Feature Story

Startups embrace “famtech”

by Anne Field

Startups embrace “famtech”

As more millennials become parents, they—and older folks, too—are turning to tech tools for help.

More than 17 million millennial women in the U.S. have become mothers, according to National Center for Health Statistics. And, of course, that demographic—people born 1981 to 1996—have digital technology, especially mobile phones, practically in their blood. So it’s only natural this generation of parents would look to their smartphones for assistance.

At the same time, as technology increasingly becomes an integral part of older folks’ lives, they’re also turning to tech tools for help with childcare and other family duties.

That’s why there’s an ever-growing population of tech companies are focusing on “famtech”—apps and websites aimed at helping parents and other relatives with child-rearing and a variety of family matters. Here’s a look at three such enterprises.

Facetime meets Kindle for kids

Kids who are read to regularly at home have significantly better learning outcomes than others, according to the National Center for Education Statistics. But what to do if you’re on a long-distance business trip and you won’t be back for bed-time? Sure, you can read a story over Skype, but the logistics are pretty awkward and inevitably you and your child aren’t on the same page, literally.

That’s the problem Miami-based Caribu is addressing.

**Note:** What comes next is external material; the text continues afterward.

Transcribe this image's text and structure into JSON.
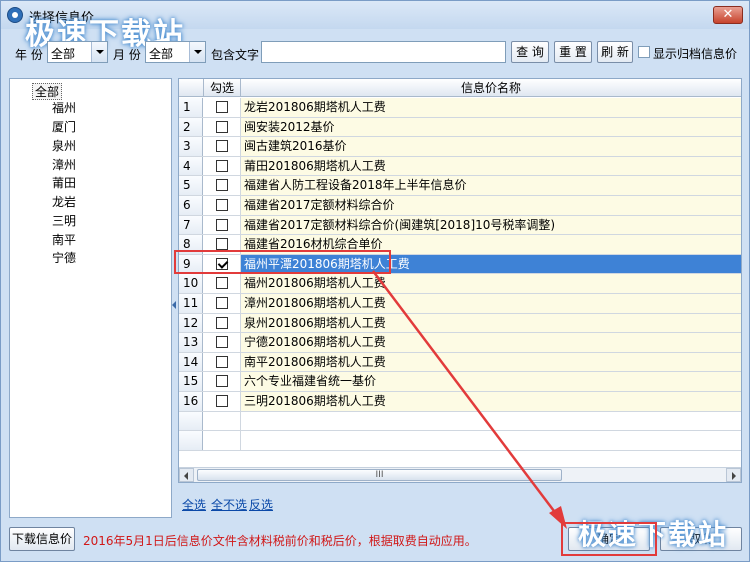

Founded in 2016, it has a platform through which grownups can engage with kids when they’re not in the same physical location. Specifically, it allows for video chatting, through which each party sees the same book at the same time on their screens, as well as the ability to draw and write. 

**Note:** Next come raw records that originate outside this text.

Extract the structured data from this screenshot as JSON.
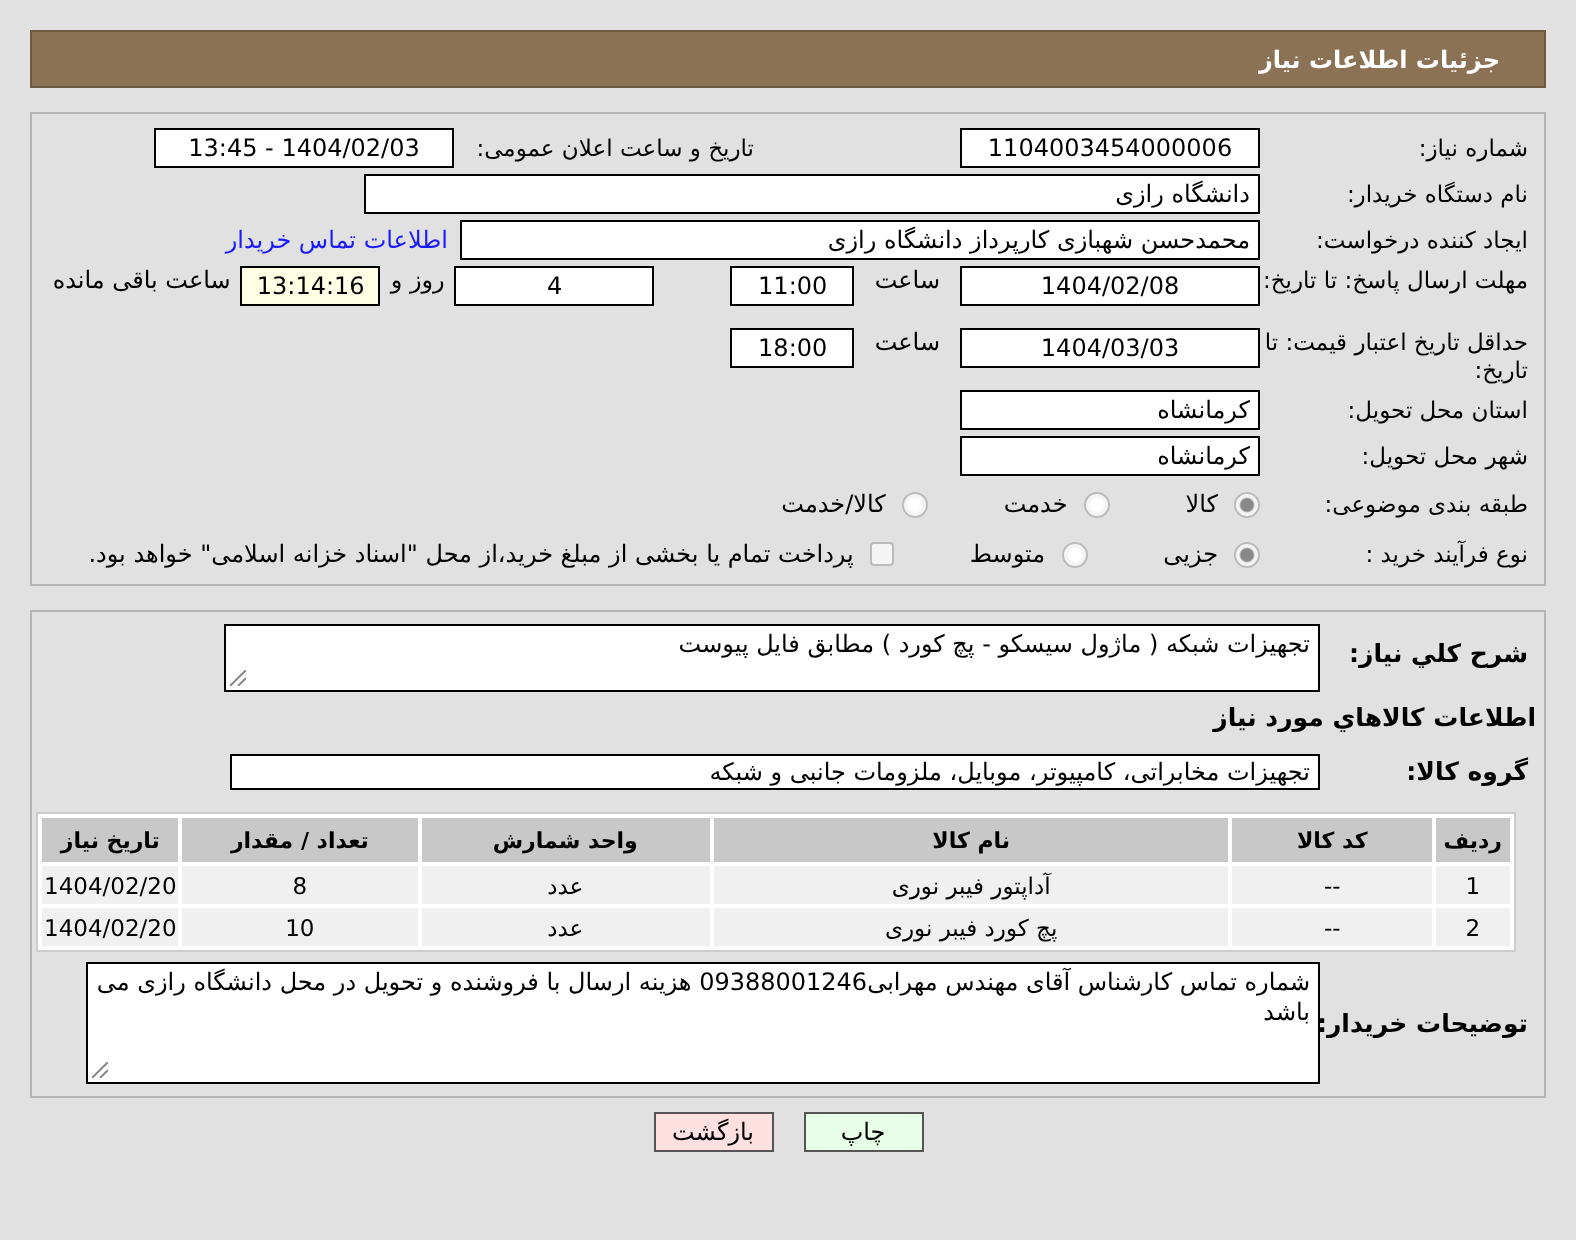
{
  "header": {
    "title": "جزئیات اطلاعات نیاز"
  },
  "need_number": {
    "label": "شماره نیاز:",
    "value": "1104003454000006"
  },
  "announce": {
    "label": "تاریخ و ساعت اعلان عمومی:",
    "value": "1404/02/03 - 13:45"
  },
  "buyer_org": {
    "label": "نام دستگاه خریدار:",
    "value": "دانشگاه رازی"
  },
  "creator": {
    "label": "ایجاد کننده درخواست:",
    "value": "محمدحسن شهبازی کارپرداز دانشگاه رازی",
    "link": "اطلاعات تماس خریدار"
  },
  "reply_deadline": {
    "label": "مهلت ارسال پاسخ: تا تاریخ:",
    "date": "1404/02/08",
    "time_label": "ساعت",
    "time": "11:00",
    "days": "4",
    "days_label": "روز و",
    "remaining": "13:14:16",
    "remaining_label": "ساعت باقی مانده"
  },
  "price_validity": {
    "label": "حداقل تاریخ اعتبار قیمت: تا تاریخ:",
    "date": "1404/03/03",
    "time_label": "ساعت",
    "time": "18:00"
  },
  "province": {
    "label": "استان محل تحویل:",
    "value": "کرمانشاه"
  },
  "city": {
    "label": "شهر محل تحویل:",
    "value": "کرمانشاه"
  },
  "category": {
    "label": "طبقه بندی موضوعی:",
    "options": [
      {
        "label": "کالا",
        "selected": true
      },
      {
        "label": "خدمت",
        "selected": false
      },
      {
        "label": "کالا/خدمت",
        "selected": false
      }
    ]
  },
  "process": {
    "label": "نوع فرآیند خرید :",
    "options": [
      {
        "label": "جزیی",
        "selected": true
      },
      {
        "label": "متوسط",
        "selected": false
      }
    ],
    "treasury": {
      "checked": false,
      "text": "پرداخت تمام یا بخشی از مبلغ خرید،از محل \"اسناد خزانه اسلامی\" خواهد بود."
    }
  },
  "description": {
    "label": "شرح کلي نياز:",
    "value": "تجهیزات شبکه ( ماژول سیسکو - پچ کورد ) مطابق فایل پیوست"
  },
  "goods_heading": "اطلاعات کالاهاي مورد نياز",
  "goods_group": {
    "label": "گروه کالا:",
    "value": "تجهیزات مخابراتی، کامپیوتر، موبایل، ملزومات جانبی و شبکه"
  },
  "table": {
    "columns": [
      "ردیف",
      "کد کالا",
      "نام کالا",
      "واحد شمارش",
      "تعداد / مقدار",
      "تاریخ نیاز"
    ],
    "rows": [
      [
        "1",
        "--",
        "آداپتور فیبر نوری",
        "عدد",
        "8",
        "1404/02/20"
      ],
      [
        "2",
        "--",
        "پچ کورد فیبر نوری",
        "عدد",
        "10",
        "1404/02/20"
      ]
    ]
  },
  "buyer_notes": {
    "label": "توضیحات خریدار:",
    "value": "شماره تماس کارشناس آقای مهندس مهرابی09388001246 هزینه ارسال با فروشنده و تحویل در محل دانشگاه رازی می باشد"
  },
  "buttons": [
    {
      "kind": "print",
      "label": "چاپ"
    },
    {
      "kind": "back",
      "label": "بازگشت"
    }
  ]
}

See also: Female-led STEM activities target young women

“Think of it like Facetime meets Kindle for kids,” says CEO Maxeme Tuchman.

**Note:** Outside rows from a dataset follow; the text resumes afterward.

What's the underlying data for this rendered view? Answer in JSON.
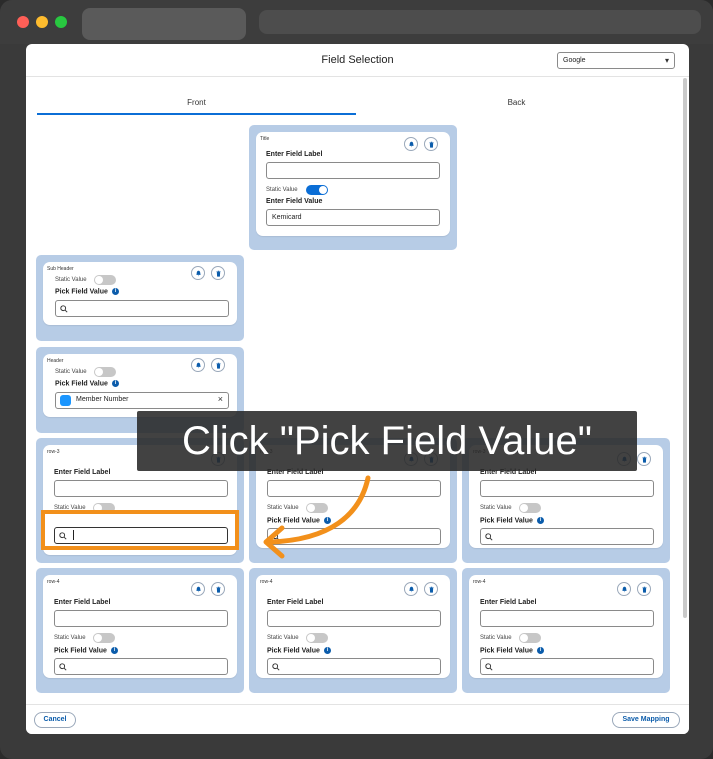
{
  "modal": {
    "title": "Field Selection",
    "select_value": "Google",
    "tabs": [
      "Front",
      "Back"
    ]
  },
  "labels": {
    "enter_label": "Enter Field Label",
    "enter_value": "Enter Field Value",
    "static_value": "Static Value",
    "pick_value": "Pick Field Value",
    "info": "i"
  },
  "cards": {
    "title_card": {
      "name": "Title",
      "static_on": true,
      "value": "Kemicard"
    },
    "sub_header": {
      "name": "Sub Header",
      "static_on": false
    },
    "header": {
      "name": "Header",
      "static_on": false,
      "picked_value": "Member Number"
    },
    "row3": [
      "row-3",
      "row-3",
      "row-3"
    ],
    "row4": [
      "row-4",
      "row-4",
      "row-4"
    ]
  },
  "footer": {
    "cancel": "Cancel",
    "save": "Save Mapping"
  },
  "overlay": {
    "instruction": "Click \"Pick Field Value\""
  },
  "colors": {
    "accent": "#0b6ed6",
    "block_bg": "#b7cce6",
    "highlight": "#f2901b"
  },
  "icons": [
    "bell-icon",
    "trash-icon",
    "search-icon",
    "chevron-down-icon",
    "close-icon"
  ]
}
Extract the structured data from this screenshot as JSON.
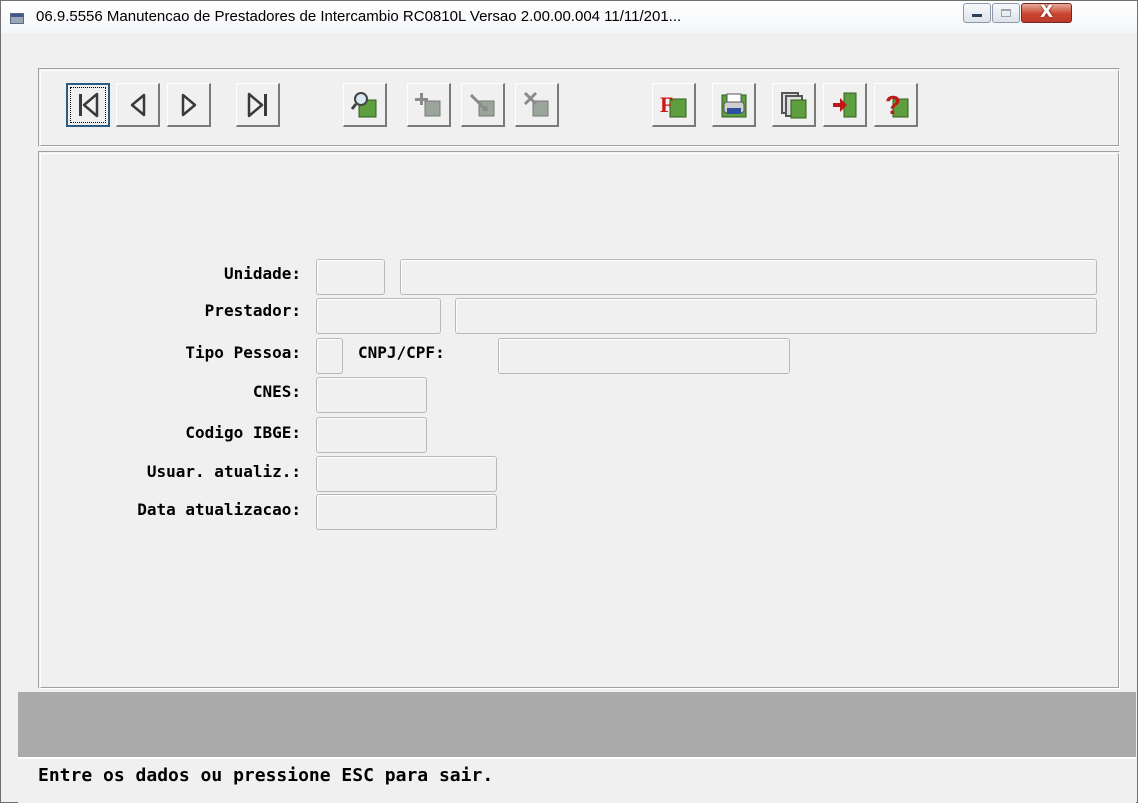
{
  "window": {
    "title": "06.9.5556  Manutencao de Prestadores de Intercambio RC0810L Versao 2.00.00.004 11/11/201...",
    "minimize_icon": "minimize-icon",
    "maximize_icon": "maximize-icon",
    "close_glyph": "X"
  },
  "toolbar": {
    "buttons": [
      {
        "name": "first-record-button",
        "icon": "first-record-icon"
      },
      {
        "name": "previous-record-button",
        "icon": "previous-record-icon"
      },
      {
        "name": "next-record-button",
        "icon": "next-record-icon"
      },
      {
        "name": "last-record-button",
        "icon": "last-record-icon"
      },
      {
        "name": "search-button",
        "icon": "search-icon"
      },
      {
        "name": "add-button",
        "icon": "add-icon"
      },
      {
        "name": "edit-button",
        "icon": "edit-icon"
      },
      {
        "name": "delete-button",
        "icon": "delete-icon"
      },
      {
        "name": "filter-button",
        "icon": "filter-icon"
      },
      {
        "name": "print-button",
        "icon": "print-icon"
      },
      {
        "name": "copy-button",
        "icon": "copy-icon"
      },
      {
        "name": "exit-button",
        "icon": "exit-icon"
      },
      {
        "name": "help-button",
        "icon": "help-icon"
      }
    ],
    "filter_glyph": "F",
    "help_glyph": "?"
  },
  "form": {
    "unidade_label": "Unidade:",
    "prestador_label": "Prestador:",
    "tipo_pessoa_label": "Tipo Pessoa:",
    "cnpj_cpf_label": "CNPJ/CPF:",
    "cnes_label": "CNES:",
    "codigo_ibge_label": "Codigo IBGE:",
    "usuar_atualiz_label": "Usuar. atualiz.:",
    "data_atualizacao_label": "Data atualizacao:",
    "unidade_code": "",
    "unidade_name": "",
    "prestador_code": "",
    "prestador_name": "",
    "tipo_pessoa": "",
    "cnpj_cpf": "",
    "cnes": "",
    "codigo_ibge": "",
    "usuar_atualiz": "",
    "data_atualizacao": ""
  },
  "status": {
    "message": "Entre os dados ou pressione ESC para sair."
  }
}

To that end, the platform includes a library with dozens of books for kids, from infancy to 12 years old, including educational workbooks. So if a child is learning to write, say, the letter “A”, you can practice together in real-time.

“It looks like a ghost is drawing on your screen,” says Tuchman. “But the child is drawing on the other end and you see it on your side.”

The platform is aimed not only at millennials, but also grandparents and military parents deployed far away. In fact, Caribu’s founders came up with the idea after seeing a picture of a soldier awkwardly holding up a book to a webcam, in a somewhat successful attempt to share the pictures with his child.

A private virtual messenger platform to show off your little ones 

Parents want to share news and pictures of their kids with family via social media. But, especially if a lot of people are involved, they often face a maze of different messaging, photo sharing and other apps.

Enter Edinborough-based Kindaba. Launched in 2017, it offers what the company calls a “private virtual messenger” platform. Its app consolidates family communications into a private platform, allowing people to share pictures and videos, make and receive calls and send messages with just their family network. A machine learning capability allows the system to pinpoint what you like and not pester you with stuff you’re not likely to care about. Also, it’s ad-free, so there are no worries about ad targeting software, and Kindaba doesn’t sell users’ data.

See also: Innovative new apps helps Brazil's economy

While families can share whatever they like, “the main reason people come on is to share photos of their children,” says Gelb.

The company is hoping to ride the current wave of interest in more defined social networks. With that in mind, it’s built a platform shaped to family communication.

“Our take is that your family persona is different from the persona you have with your friends,” says Gelb. The platform is still in beta.

Baby monitor 2.0

Kurt Workman’s wife had several heart operations when she was a baby. And a cardiologist told her that her kids would be at a higher risk for similar health problems. So, around 2013, when they started thinking about having kids, Workman, a chemical engineer, decided he needed a better way to keep track of his babies’ heart rates.

When Workman heard about pulse oximetry he knew he’d found the key. A test for measuring the oxygen level of the blood, it’s an easy way to tell how efficiently oxygen is being sent to other parts of your body. “I thought it would be amazing as a parent to know if my baby needs my attention when he’s sleeping,” he says.

He and Zack Bomsta, an electrical engineer friend, teamed up and built the Owlet Smart Sock and a company called Owlet to sell it. Introduced in 2015, it’s made of a material with sensors that wraps around a baby’s foot to track heart rate, oxygen levels and sleep. A base station glows green to let you know everything is okay. Should heart rate or oxygen levels leave preset zones, it notifies you with lights and sounds. According to Workman, research shows that parents report greater peace of mind when using it. 

The company, which is based in Salt Lake City, also recently introduced a second product, a video camera with night vision and two-way audio that connects to a smartphone, letting parents see and hear their baby, as well as check on heart rate and oxygen levels.

###

We welcome the re-use, republication, and distribution of "The Network" content. Please credit us with the following information: Used with the permission of http://thenetwork.cisco.com/.